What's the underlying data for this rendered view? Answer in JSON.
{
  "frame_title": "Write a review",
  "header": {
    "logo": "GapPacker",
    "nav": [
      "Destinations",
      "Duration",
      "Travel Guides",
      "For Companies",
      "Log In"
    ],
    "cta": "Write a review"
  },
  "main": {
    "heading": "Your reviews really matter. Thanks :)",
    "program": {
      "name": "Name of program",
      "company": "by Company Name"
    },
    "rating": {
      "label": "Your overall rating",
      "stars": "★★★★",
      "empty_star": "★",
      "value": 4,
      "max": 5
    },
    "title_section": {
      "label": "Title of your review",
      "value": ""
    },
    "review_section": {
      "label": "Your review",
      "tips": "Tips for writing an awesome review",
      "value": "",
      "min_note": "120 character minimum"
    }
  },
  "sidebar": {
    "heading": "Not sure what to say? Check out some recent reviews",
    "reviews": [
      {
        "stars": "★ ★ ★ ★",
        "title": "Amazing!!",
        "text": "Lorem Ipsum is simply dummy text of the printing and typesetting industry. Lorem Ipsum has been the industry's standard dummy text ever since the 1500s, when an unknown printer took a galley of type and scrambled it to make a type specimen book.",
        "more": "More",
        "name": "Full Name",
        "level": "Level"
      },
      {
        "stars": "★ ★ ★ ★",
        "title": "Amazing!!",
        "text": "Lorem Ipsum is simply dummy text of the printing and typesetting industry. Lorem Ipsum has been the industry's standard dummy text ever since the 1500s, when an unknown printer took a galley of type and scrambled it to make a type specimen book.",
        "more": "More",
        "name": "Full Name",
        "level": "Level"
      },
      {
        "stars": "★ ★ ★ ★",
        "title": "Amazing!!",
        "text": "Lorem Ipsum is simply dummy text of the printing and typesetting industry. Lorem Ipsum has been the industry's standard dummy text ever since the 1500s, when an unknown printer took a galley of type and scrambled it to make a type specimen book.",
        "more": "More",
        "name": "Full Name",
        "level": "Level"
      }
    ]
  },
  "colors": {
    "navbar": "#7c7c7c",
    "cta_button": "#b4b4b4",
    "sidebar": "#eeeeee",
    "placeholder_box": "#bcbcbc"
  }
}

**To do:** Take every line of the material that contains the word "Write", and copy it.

**Solution for this task:**
  "frame_title": "Write a review",
    "cta": "Write a review"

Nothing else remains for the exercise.